Tamara Rojo, who this year left the Royal Ballet to become artistic director of English National Ballet, has begun her tenure by commissioning a terrific hit, and making ENB the first British company to perform Le Corsaire. 

Very loosely based on Lord Byron’s orientalist poem, this is one of the most sumptuous and spectacular ballets ever presented; it’s a feast of dancing that is a joy to watch. There are some complicated sub-plots — power struggles in the harem and among the pirates — but what matters is the central story.

The corsair captain, Conrad, loves the beautiful Medora, but she is sold as a slave to the debauched old Pasha. Will Conrad get her back? (‘course he will!)

This is a flamboyant romp, with macho pirates, scantily-clad harem girls, an evil slave-merchant, a comic potentate, and lots and lots of lovely dancing. It may date from the era of Swan Lake, but there’s no pretence at emotional depth here; simply a wish to delight the eye and the senses.

The fabulous sets and costumes by Bob Ringwood, who has designed for films such as Batman and Troy, are a riot of colour, and at the same time rather mysterious and beautiful.

Tamara Rojo may be the company’s new boss, but she is still a very great dancer. She is a sexy Medora who glides with ease through the demanding Petipa choreography, partnered by Canadian newcomer Matthew Golding.

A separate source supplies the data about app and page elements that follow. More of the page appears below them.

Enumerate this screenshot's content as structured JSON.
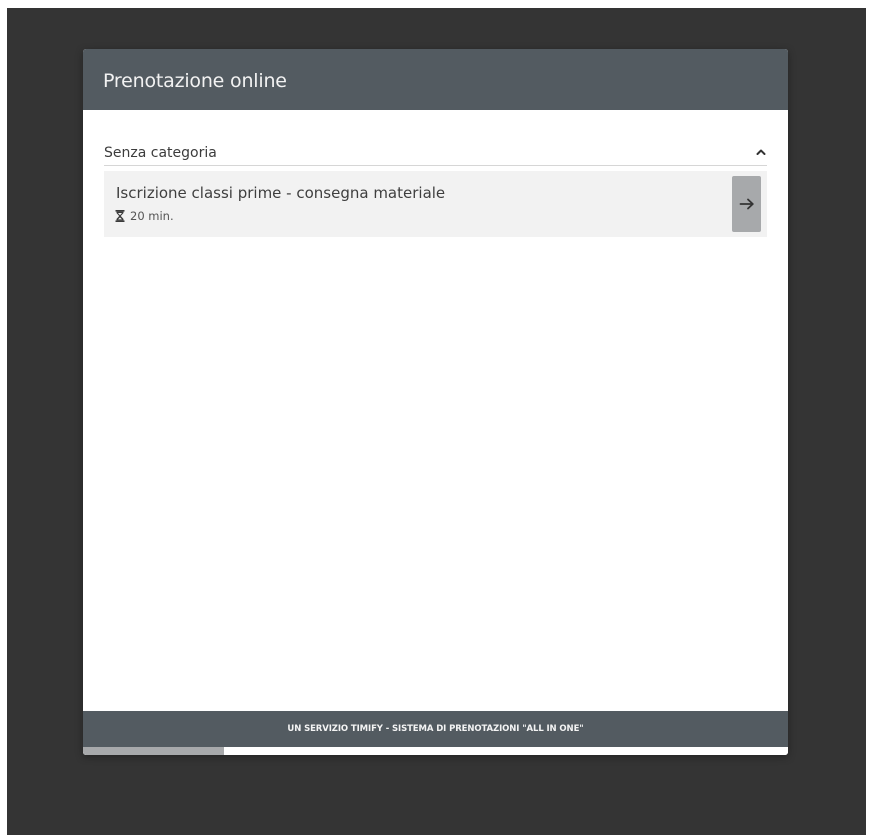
{
  "header": {
    "title": "Prenotazione online"
  },
  "category": {
    "label": "Senza categoria",
    "toggle_icon": "chevron-up-icon"
  },
  "services": [
    {
      "name": "Iscrizione classi prime - consegna materiale",
      "duration": "20 min.",
      "duration_icon": "hourglass-icon",
      "action_icon": "arrow-right-icon"
    }
  ],
  "footer": {
    "text": "UN SERVIZIO TIMIFY - SISTEMA DI PRENOTAZIONI \"ALL IN ONE\""
  },
  "progress": {
    "fraction": 0.2
  },
  "colors": {
    "header_bg": "#535b61",
    "backdrop": "#343434",
    "item_bg": "#f2f2f2",
    "button_bg": "#a7a9ab"
  }
}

But this work has many great roles: Junor Souza was terrific in his solos as Lankendem the treacherous slave-dealer, and Joan Sebastian, standing in for the company’s star Vadim Muntagirov as the slave, danced the flying turns of the pas de trois with exuberant abandon.

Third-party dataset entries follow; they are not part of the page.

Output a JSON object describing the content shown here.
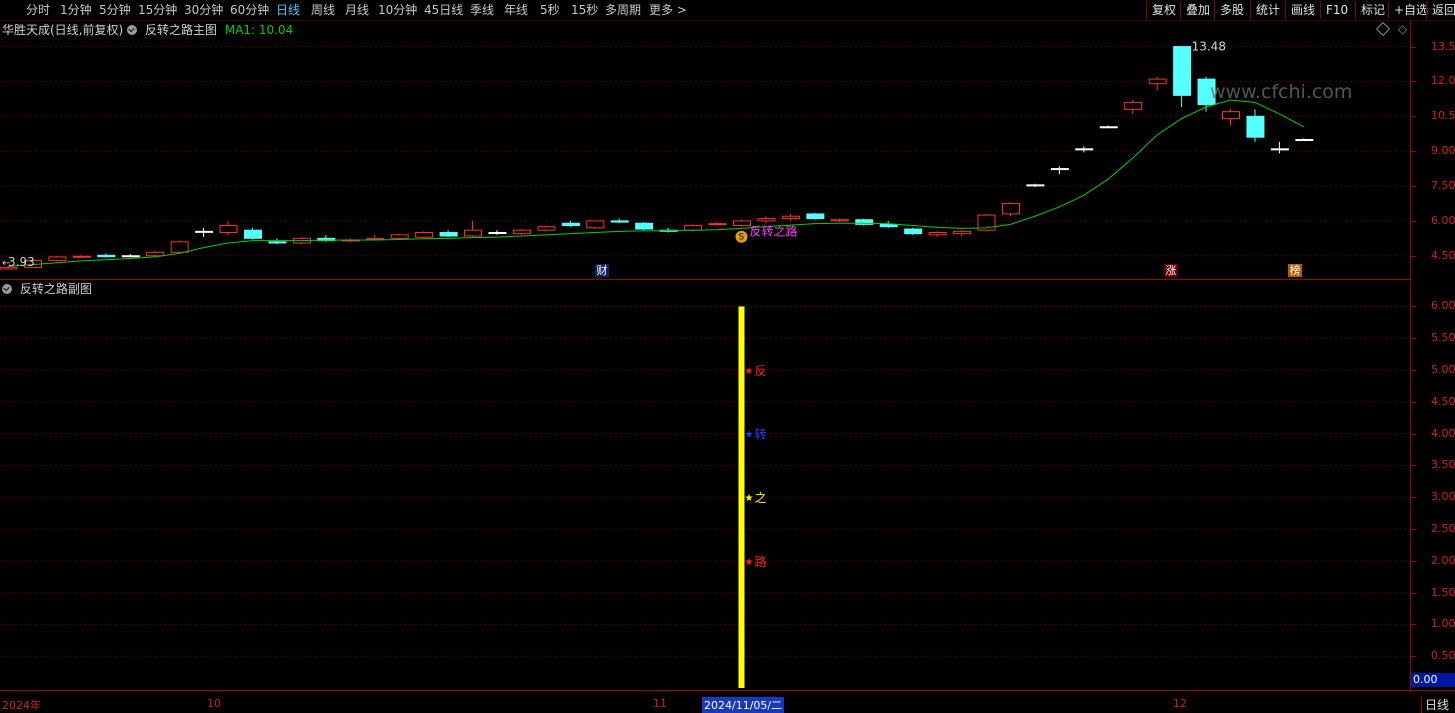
{
  "toolbar": {
    "periods": [
      "分时",
      "1分钟",
      "5分钟",
      "15分钟",
      "30分钟",
      "60分钟",
      "日线",
      "周线",
      "月线",
      "10分钟",
      "45日线",
      "季线",
      "年线",
      "5秒",
      "15秒",
      "多周期",
      "更多 >"
    ],
    "active_period": "日线",
    "tools": [
      "复权",
      "叠加",
      "多股",
      "统计",
      "画线",
      "F10",
      "标记",
      "+自选",
      "返回"
    ]
  },
  "main_chart": {
    "stock_title": "华胜天成(日线,前复权)",
    "indicator_name": "反转之路主图",
    "ma_label": "MA1: 10.04",
    "high_label": "13.48",
    "low_label": "3.93",
    "signal_label": "反转之路",
    "signal_marker": "S",
    "watermark": "www.cfchi.com",
    "y_ticks": [
      "13.50",
      "12.00",
      "10.50",
      "9.00",
      "7.50",
      "6.00",
      "4.50"
    ],
    "event_badges": [
      "财",
      "涨",
      "榜"
    ]
  },
  "sub_chart": {
    "indicator_name": "反转之路副图",
    "y_ticks": [
      "6.00",
      "5.50",
      "5.00",
      "4.50",
      "4.00",
      "3.50",
      "3.00",
      "2.50",
      "2.00",
      "1.50",
      "1.00",
      "0.50"
    ],
    "stars": [
      {
        "char": "反",
        "color": "#ff2020"
      },
      {
        "char": "转",
        "color": "#2040ff"
      },
      {
        "char": "之",
        "color": "#ffff00"
      },
      {
        "char": "路",
        "color": "#ff2020"
      }
    ],
    "readout": "0.00"
  },
  "x_axis": {
    "labels": [
      "2024年",
      "10",
      "11",
      "2024/11/05/二",
      "12"
    ],
    "period_button": "日线"
  },
  "colors": {
    "up": "#ff3030",
    "down": "#54ffff",
    "ma": "#00d000",
    "grid": "#5a0000",
    "axis": "#a00000",
    "bar": "#ffff00"
  },
  "chart_data": {
    "type": "candlestick",
    "ma_series": "MA1",
    "candles": [
      {
        "o": 3.93,
        "h": 4.05,
        "l": 3.93,
        "c": 4.0
      },
      {
        "o": 4.0,
        "h": 4.35,
        "l": 3.98,
        "c": 4.3
      },
      {
        "o": 4.3,
        "h": 4.5,
        "l": 4.25,
        "c": 4.45
      },
      {
        "o": 4.45,
        "h": 4.52,
        "l": 4.4,
        "c": 4.48
      },
      {
        "o": 4.52,
        "h": 4.6,
        "l": 4.42,
        "c": 4.46
      },
      {
        "o": 4.48,
        "h": 4.58,
        "l": 4.45,
        "c": 4.5
      },
      {
        "o": 4.5,
        "h": 4.7,
        "l": 4.48,
        "c": 4.65
      },
      {
        "o": 4.65,
        "h": 5.15,
        "l": 4.62,
        "c": 5.1
      },
      {
        "o": 5.55,
        "h": 5.7,
        "l": 5.3,
        "c": 5.55
      },
      {
        "o": 5.5,
        "h": 6.0,
        "l": 5.4,
        "c": 5.8
      },
      {
        "o": 5.6,
        "h": 5.7,
        "l": 5.2,
        "c": 5.25
      },
      {
        "o": 5.1,
        "h": 5.25,
        "l": 5.0,
        "c": 5.05
      },
      {
        "o": 5.05,
        "h": 5.3,
        "l": 5.0,
        "c": 5.25
      },
      {
        "o": 5.25,
        "h": 5.4,
        "l": 5.1,
        "c": 5.15
      },
      {
        "o": 5.15,
        "h": 5.25,
        "l": 5.08,
        "c": 5.18
      },
      {
        "o": 5.2,
        "h": 5.4,
        "l": 5.15,
        "c": 5.25
      },
      {
        "o": 5.25,
        "h": 5.45,
        "l": 5.2,
        "c": 5.4
      },
      {
        "o": 5.3,
        "h": 5.55,
        "l": 5.25,
        "c": 5.5
      },
      {
        "o": 5.5,
        "h": 5.6,
        "l": 5.3,
        "c": 5.35
      },
      {
        "o": 5.35,
        "h": 6.0,
        "l": 5.3,
        "c": 5.6
      },
      {
        "o": 5.5,
        "h": 5.6,
        "l": 5.4,
        "c": 5.5
      },
      {
        "o": 5.45,
        "h": 5.65,
        "l": 5.4,
        "c": 5.6
      },
      {
        "o": 5.6,
        "h": 5.8,
        "l": 5.55,
        "c": 5.75
      },
      {
        "o": 5.9,
        "h": 6.0,
        "l": 5.75,
        "c": 5.8
      },
      {
        "o": 5.7,
        "h": 6.0,
        "l": 5.65,
        "c": 6.0
      },
      {
        "o": 6.0,
        "h": 6.1,
        "l": 5.9,
        "c": 5.95
      },
      {
        "o": 5.9,
        "h": 5.95,
        "l": 5.6,
        "c": 5.65
      },
      {
        "o": 5.6,
        "h": 5.7,
        "l": 5.5,
        "c": 5.55
      },
      {
        "o": 5.6,
        "h": 5.85,
        "l": 5.55,
        "c": 5.8
      },
      {
        "o": 5.85,
        "h": 5.95,
        "l": 5.8,
        "c": 5.88
      },
      {
        "o": 5.8,
        "h": 6.05,
        "l": 5.75,
        "c": 6.0
      },
      {
        "o": 6.0,
        "h": 6.2,
        "l": 5.9,
        "c": 6.1
      },
      {
        "o": 6.1,
        "h": 6.3,
        "l": 6.0,
        "c": 6.2
      },
      {
        "o": 6.3,
        "h": 6.35,
        "l": 6.05,
        "c": 6.1
      },
      {
        "o": 6.0,
        "h": 6.1,
        "l": 5.95,
        "c": 6.05
      },
      {
        "o": 6.05,
        "h": 6.1,
        "l": 5.8,
        "c": 5.85
      },
      {
        "o": 5.85,
        "h": 6.0,
        "l": 5.7,
        "c": 5.75
      },
      {
        "o": 5.65,
        "h": 5.7,
        "l": 5.4,
        "c": 5.45
      },
      {
        "o": 5.4,
        "h": 5.55,
        "l": 5.3,
        "c": 5.5
      },
      {
        "o": 5.45,
        "h": 5.6,
        "l": 5.35,
        "c": 5.55
      },
      {
        "o": 5.6,
        "h": 6.3,
        "l": 5.55,
        "c": 6.25
      },
      {
        "o": 6.3,
        "h": 6.8,
        "l": 6.2,
        "c": 6.75
      },
      {
        "o": 7.55,
        "h": 7.6,
        "l": 7.45,
        "c": 7.55
      },
      {
        "o": 8.25,
        "h": 8.35,
        "l": 8.0,
        "c": 8.25
      },
      {
        "o": 9.1,
        "h": 9.2,
        "l": 8.95,
        "c": 9.1
      },
      {
        "o": 10.05,
        "h": 10.1,
        "l": 10.0,
        "c": 10.05
      },
      {
        "o": 10.8,
        "h": 11.2,
        "l": 10.6,
        "c": 11.1
      },
      {
        "o": 11.9,
        "h": 12.2,
        "l": 11.6,
        "c": 12.1
      },
      {
        "o": 13.5,
        "h": 13.5,
        "l": 10.9,
        "c": 11.4
      },
      {
        "o": 12.1,
        "h": 12.2,
        "l": 10.7,
        "c": 11.0
      },
      {
        "o": 10.4,
        "h": 10.8,
        "l": 10.1,
        "c": 10.7
      },
      {
        "o": 10.5,
        "h": 10.8,
        "l": 9.4,
        "c": 9.6
      },
      {
        "o": 9.1,
        "h": 9.4,
        "l": 8.9,
        "c": 9.1
      },
      {
        "o": 9.5,
        "h": 9.55,
        "l": 9.45,
        "c": 9.5
      }
    ],
    "ma": [
      4.05,
      4.12,
      4.2,
      4.28,
      4.33,
      4.38,
      4.45,
      4.6,
      4.85,
      5.05,
      5.15,
      5.15,
      5.15,
      5.17,
      5.17,
      5.18,
      5.2,
      5.23,
      5.25,
      5.28,
      5.3,
      5.35,
      5.4,
      5.45,
      5.5,
      5.55,
      5.57,
      5.58,
      5.6,
      5.62,
      5.68,
      5.75,
      5.82,
      5.88,
      5.9,
      5.9,
      5.88,
      5.8,
      5.72,
      5.68,
      5.7,
      5.85,
      6.2,
      6.6,
      7.1,
      7.8,
      8.7,
      9.7,
      10.4,
      10.9,
      11.2,
      11.1,
      10.6,
      10.04
    ],
    "signal_index": 30,
    "sub_bar": {
      "index": 30,
      "y0": 0.0,
      "y1": 6.0
    },
    "sub_stars_y": [
      5.0,
      4.0,
      3.0,
      2.0
    ],
    "main_ylim": [
      3.5,
      14.6
    ],
    "sub_ylim": [
      0.0,
      6.4
    ]
  }
}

On Wednesday the lighting failed at the very end, after Conrad’s ship has sunk in a storm. If you were there, let me reassure you that the lovers clung to the wreckage until they were washed ashore on a friendly island.